Oddly, the campaign also doubles as an in-depth tutorial. It stretches itself thin across 21 matches that introduce you to the large number of possible moves you can attempt in the arena. Yes, "attempt"--it's a gamble whether or not the more advanced maneuvers will register accurately when you're trying to trigger them in the heat of combat. The one thing this starter mode does do well is teach you new moves and their corresponding motions at a gradual pace, giving them enough time to sink in before you progress to the next set. That's about it, however, and even then it's not much of an accomplishment, considering the underlying gameplay is so inconsistent.
Grasping the basics of virtual combat with the Kinect is easy enough, and it is fun at first. You throw a punch or kick in real life and your on-screen combatant follows suit. Sweet. The same goes with blocking or ducking. Even the more subtle nuances of aiming higher or lower translate well in the arena, at least most of the time. The results of your movements register instantaneously when you're hurling simple attacks, and it's satisfying when they connect with your opponent's face or other unguarded regions. But everything starts to break down when you try to get fancier.
Delivering hooks, attempting throws, picking up sticks to bludgeon opponents with, and triggering totem powers are just a few of the many inconsistent maneuvers that often get lost in translation between the gestures you’re meant to use and what actually happens when you try them. It's not that they don't ever work, period; they just don't work when you need them to. As you progress into the tougher battles, the frustration this spurs eventually builds to a boiling point where you might find yourself more content to punch the Kinect itself rather than the air in front of it. Inadvisable, but hey--you could hardly be blamed if you do.

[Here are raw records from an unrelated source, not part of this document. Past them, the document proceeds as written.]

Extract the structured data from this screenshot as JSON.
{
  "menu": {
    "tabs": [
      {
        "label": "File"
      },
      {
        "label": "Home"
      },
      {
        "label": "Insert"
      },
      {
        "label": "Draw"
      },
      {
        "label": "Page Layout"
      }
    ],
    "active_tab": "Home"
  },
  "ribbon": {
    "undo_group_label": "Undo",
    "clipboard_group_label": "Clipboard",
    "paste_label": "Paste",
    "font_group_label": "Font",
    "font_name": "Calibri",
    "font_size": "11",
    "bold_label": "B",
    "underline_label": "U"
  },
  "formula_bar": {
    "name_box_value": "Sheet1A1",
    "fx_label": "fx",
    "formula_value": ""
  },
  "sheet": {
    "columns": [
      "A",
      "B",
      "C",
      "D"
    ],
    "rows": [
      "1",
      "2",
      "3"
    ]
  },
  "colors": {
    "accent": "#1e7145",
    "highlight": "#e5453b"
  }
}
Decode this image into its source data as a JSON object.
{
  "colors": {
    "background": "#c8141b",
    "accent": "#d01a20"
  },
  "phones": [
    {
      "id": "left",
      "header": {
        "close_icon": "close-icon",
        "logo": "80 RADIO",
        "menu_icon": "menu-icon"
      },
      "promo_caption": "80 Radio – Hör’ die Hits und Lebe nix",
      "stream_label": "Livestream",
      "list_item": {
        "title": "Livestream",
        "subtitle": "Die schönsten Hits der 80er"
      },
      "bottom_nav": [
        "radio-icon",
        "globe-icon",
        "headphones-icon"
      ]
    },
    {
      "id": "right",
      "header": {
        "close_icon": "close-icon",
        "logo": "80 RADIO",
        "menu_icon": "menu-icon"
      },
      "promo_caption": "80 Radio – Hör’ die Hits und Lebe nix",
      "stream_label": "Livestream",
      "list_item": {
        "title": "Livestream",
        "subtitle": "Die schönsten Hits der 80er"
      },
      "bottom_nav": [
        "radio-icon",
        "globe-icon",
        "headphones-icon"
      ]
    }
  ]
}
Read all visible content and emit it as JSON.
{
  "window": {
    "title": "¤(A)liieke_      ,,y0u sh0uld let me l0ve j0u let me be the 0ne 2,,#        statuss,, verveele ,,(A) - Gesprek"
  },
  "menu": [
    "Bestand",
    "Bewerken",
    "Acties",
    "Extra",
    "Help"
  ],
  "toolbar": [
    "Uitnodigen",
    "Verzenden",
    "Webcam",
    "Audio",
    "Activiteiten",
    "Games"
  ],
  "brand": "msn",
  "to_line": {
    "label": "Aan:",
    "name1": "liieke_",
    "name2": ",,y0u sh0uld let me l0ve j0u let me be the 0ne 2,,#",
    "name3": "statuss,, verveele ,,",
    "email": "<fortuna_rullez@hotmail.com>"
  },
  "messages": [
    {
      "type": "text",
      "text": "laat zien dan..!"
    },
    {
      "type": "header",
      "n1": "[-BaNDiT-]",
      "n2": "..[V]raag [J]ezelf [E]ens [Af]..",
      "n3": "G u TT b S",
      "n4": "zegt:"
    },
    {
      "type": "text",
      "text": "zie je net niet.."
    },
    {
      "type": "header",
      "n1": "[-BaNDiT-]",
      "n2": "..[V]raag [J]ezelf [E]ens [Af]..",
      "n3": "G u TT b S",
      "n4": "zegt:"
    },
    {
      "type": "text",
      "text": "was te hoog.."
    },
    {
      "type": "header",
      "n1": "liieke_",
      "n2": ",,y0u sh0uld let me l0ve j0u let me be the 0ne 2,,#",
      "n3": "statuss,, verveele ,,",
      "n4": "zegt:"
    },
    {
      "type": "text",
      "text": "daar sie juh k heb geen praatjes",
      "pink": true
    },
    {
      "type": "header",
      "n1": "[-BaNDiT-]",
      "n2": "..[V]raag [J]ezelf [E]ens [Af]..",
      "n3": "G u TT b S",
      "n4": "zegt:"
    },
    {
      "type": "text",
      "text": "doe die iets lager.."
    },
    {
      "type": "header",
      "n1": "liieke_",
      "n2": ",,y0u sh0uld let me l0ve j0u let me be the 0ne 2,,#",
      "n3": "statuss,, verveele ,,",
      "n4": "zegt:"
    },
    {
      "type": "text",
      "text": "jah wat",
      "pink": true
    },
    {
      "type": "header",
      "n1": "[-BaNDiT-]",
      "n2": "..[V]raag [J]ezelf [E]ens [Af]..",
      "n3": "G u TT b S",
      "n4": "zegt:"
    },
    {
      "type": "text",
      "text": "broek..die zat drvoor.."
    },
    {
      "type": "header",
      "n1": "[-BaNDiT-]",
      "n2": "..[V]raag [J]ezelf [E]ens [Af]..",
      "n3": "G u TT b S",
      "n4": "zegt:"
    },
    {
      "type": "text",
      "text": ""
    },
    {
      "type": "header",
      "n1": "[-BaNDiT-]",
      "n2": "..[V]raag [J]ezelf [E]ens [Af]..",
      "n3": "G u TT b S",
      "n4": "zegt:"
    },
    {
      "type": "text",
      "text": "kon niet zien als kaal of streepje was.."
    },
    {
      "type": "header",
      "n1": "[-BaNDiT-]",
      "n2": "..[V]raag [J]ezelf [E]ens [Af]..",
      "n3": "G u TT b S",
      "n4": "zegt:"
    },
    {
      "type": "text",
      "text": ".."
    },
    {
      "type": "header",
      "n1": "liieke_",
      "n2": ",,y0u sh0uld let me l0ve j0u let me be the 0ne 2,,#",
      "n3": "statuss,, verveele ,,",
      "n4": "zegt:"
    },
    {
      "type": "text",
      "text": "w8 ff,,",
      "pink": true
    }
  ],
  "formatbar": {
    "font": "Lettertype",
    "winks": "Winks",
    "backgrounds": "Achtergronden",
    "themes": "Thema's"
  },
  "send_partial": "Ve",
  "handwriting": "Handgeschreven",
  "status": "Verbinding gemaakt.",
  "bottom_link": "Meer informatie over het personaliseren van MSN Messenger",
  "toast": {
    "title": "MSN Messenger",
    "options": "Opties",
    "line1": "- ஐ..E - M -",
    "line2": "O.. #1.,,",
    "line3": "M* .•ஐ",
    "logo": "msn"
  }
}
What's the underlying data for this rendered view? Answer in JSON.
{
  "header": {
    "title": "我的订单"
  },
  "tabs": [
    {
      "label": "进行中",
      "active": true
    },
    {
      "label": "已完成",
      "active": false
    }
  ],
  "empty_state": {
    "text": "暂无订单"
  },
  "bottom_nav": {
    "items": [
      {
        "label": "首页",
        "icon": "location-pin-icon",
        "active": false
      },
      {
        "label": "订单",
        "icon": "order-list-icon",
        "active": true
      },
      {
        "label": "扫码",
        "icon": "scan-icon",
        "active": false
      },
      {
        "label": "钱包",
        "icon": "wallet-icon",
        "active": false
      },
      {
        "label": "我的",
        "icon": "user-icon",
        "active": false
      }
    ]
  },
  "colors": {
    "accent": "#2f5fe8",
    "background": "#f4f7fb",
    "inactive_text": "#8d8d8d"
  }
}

Special attacks put some interesting elements into play beyond trading basic blows. Holding your arms back to charge up your Ki meter to three different levels lets you trigger all manner of jump kicks, flips, headbutts, energy blasts, and more. Delivering repeated blows to the same area of your opponent creates combos, and well-timed blocks can generate counters moves. The problem is these cooler attacks play out as mini-cutscenes that have you standing around waiting to get back into the fight. Admittedly, they're a good chance to rest for a second, but the disconnect from the one-to-one movement-based action breaks up the momentum of combat in an awkward way.
Arcade and training modes give you the opportunity to try out each of the dozen characters and compete in a series of fights against AI opponents. While each warrior has a few unique moves--and strengths and weaknesses--that differentiate their fighting styles, they're far from the standout characters fans of the genre have come to expect. Pummeling your way through round after round with different fighters doesn't feel rewarding, and the fatigue that sets in after a few boisterous bouts is a welcome excuse to just stop playing.
Local multiplayer matches are perhaps the most enjoyable part of this meager package--if only because your human opponent is likely to have just as hard of a time pulling off the trickier moves as you will. That, and it's almost impossible not to laugh when you're standing next to someone who's essentially trying to beat you up by punching and kicking in the wrong direction. At least the Kinect does a great job of sorting out who's doing what in your living room when you're standing side-by-side swinging.
Fighter Within's good looks and intriguing premise don't pan out into a virtual brawling experience you'll want to stick with past the first few rounds. Boring fighters, advanced attacks that are horribly imprecise to pull off, and a paper-thin solo campaign add up to a disappointing slog that feels like a punishment--both physically and mentally.